Last week, it came to light that Verizon was notifying around 8,500 customers in rural areas—many of them on unlimited plans—that their service would be canceled because the telecom giant wasn’t making enough money from them. Today, Verizon backed off that plan… sort of.
Verizon Is Booting 8,500 Rural Customers Over Data Use, Including Some on ‘Unlimited’ Plans
Verizon has decided to abruptly cut off wireless internet to some 8,500 rural customers in 13…
Back in 2010, Verizon partnered with 21 regional wireless carriers to bring its 4G LTE services to over 2.6 million people that would otherwise be underserved. Verizon characterized its end of the bargain as providing “technical support and resources,” to these smaller carriers. Customers were able to avoid roaming charges because they were under the vast umbrella of Verizon, and smaller companies were encouraged to expand their infrastructure. The deal worked out for everyone until Verizon decided it didn’t like some of the roaming charges that it was having to pay out to the regional carriers. Because the customers are technically under Verizon’s service, they don’t even know when they’re roaming.
Verizon told Ars Technica that the customers being cut off “are using vast amounts of data—some as much as a terabyte or more a month—outside of our network footprint.” But Ars found that at least some customers were only using a few gigs of data a month and were still being told the roaming portion of their usage was too “significant” to continue service.
Thirteen states in total are being affected by Verizon’s decision, including Montana, where Senator Jon Tester took notice and sent out an angry letter to the telecom demanding answers. Tester explained to Verizon that rural citizens deserve wireless service just like the customers that pump millions into the company from more populous regions. He also took issue with the short notice that Verizon provided and the news that emergency workers were being affected by the cancellation. Today, Tester’s office announced that Verizon had decided not to go forward with its plans and “the company will continue to serve Montanans and will not terminate the service of rural customers.” That’s not exactly what Verizon told Gizmodo.
A spokesperson for the telecom outlined the change of plans to us in an email. They said that “we have become aware of a very small number of affected customers who may be using their personal phones in their roles as first responders and another small group who may not have another option for wireless service.” In response to this information, Verizon has decided to extend the deadline for service cancellation to December 1st. First responders will be exempt. But if you’re not a first responder, you’ll have to find another provider. For those who have no access to other providers, Verizon will still provide coverage but under one of three new plans: S (2GB), M (4GB), 5GB single-line, or L (8GB) Verizon plan, with prices ranging from $35 to $70 a month, plus a $20 “line fee” per line. Unlimited plans are out completely.

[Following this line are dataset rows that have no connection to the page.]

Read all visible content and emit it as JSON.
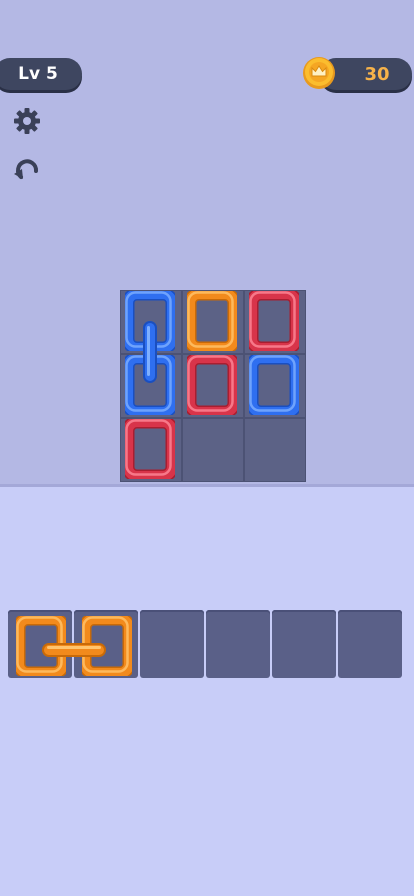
{
  "hud": {
    "level_label": "Lv 5",
    "coins": "30"
  },
  "icons": {
    "settings": "gear-icon",
    "undo": "undo-icon",
    "coin": "crown-coin-icon"
  },
  "colors": {
    "blue": "#2f6ff0",
    "orange": "#f28a1c",
    "red": "#d8344a"
  },
  "board": {
    "rows": 3,
    "cols": 3,
    "links": [
      {
        "row": 0,
        "col": 0,
        "color": "blue",
        "chained_to": "row1-col0"
      },
      {
        "row": 0,
        "col": 1,
        "color": "orange"
      },
      {
        "row": 0,
        "col": 2,
        "color": "red"
      },
      {
        "row": 1,
        "col": 0,
        "color": "blue",
        "chained_to": "row0-col0"
      },
      {
        "row": 1,
        "col": 1,
        "color": "red"
      },
      {
        "row": 1,
        "col": 2,
        "color": "blue"
      },
      {
        "row": 2,
        "col": 0,
        "color": "red"
      },
      {
        "row": 2,
        "col": 1,
        "color": "empty"
      },
      {
        "row": 2,
        "col": 2,
        "color": "empty"
      }
    ]
  },
  "tray": {
    "slot_count": 6,
    "filled": [
      {
        "slot": 0,
        "color": "orange",
        "chained_to": "slot1"
      },
      {
        "slot": 1,
        "color": "orange",
        "chained_to": "slot0"
      }
    ]
  }
}
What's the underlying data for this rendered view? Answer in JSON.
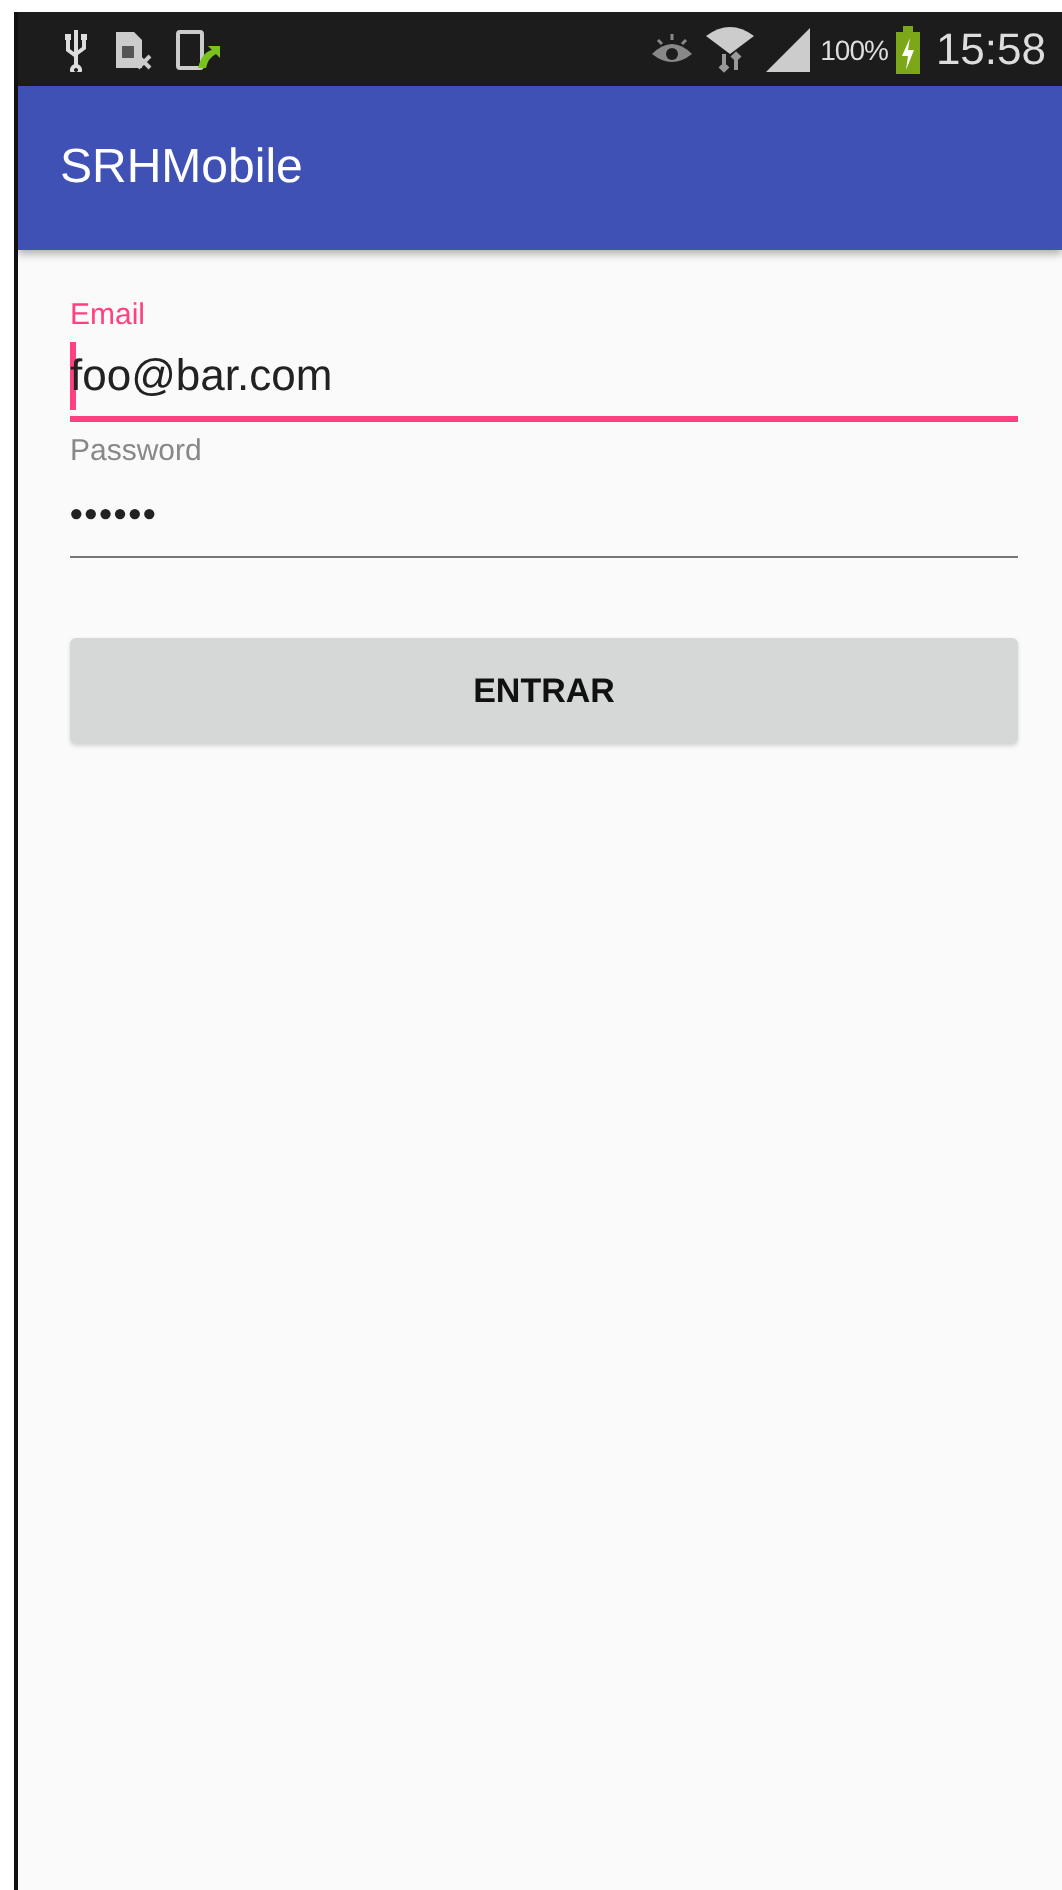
{
  "status_bar": {
    "battery": "100%",
    "time": "15:58"
  },
  "app_bar": {
    "title": "SRHMobile"
  },
  "fields": [
    {
      "label": "Email",
      "value": "foo@bar.com",
      "focused": true
    },
    {
      "label": "Password",
      "value": "••••••",
      "focused": false
    }
  ],
  "button": {
    "label": "ENTRAR"
  }
}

And there’s no guarantee that Verizon won’t just change its mind when people stop paying attention. The spokesperson told us:
We will continue to regularly review the viability of accounts of customers who live outside of the Verizon network. Supporting these roaming customers can often be economically challenging, especially supporting those on plans with unlimited data or other high data plans. However, we are continuing to look for ways to support existing roaming customers with LTE service.
This is a perfect demonstration of the screwed up state of the US network structure. Telecoms are simultaneously consolidating and agreeing to stay out of each other’s way. They know it’s better to have a monopoly in certain areas than to have to fight it out with each other everywhere. In the latest round, T-Mobile and Sprint are reportedly close to reaching a merger deal. With fewer options, you have no bargaining power for leaving a service, and for some, no options at all.
[Verizon, Office of Senator Jon Tester via Ars Technica]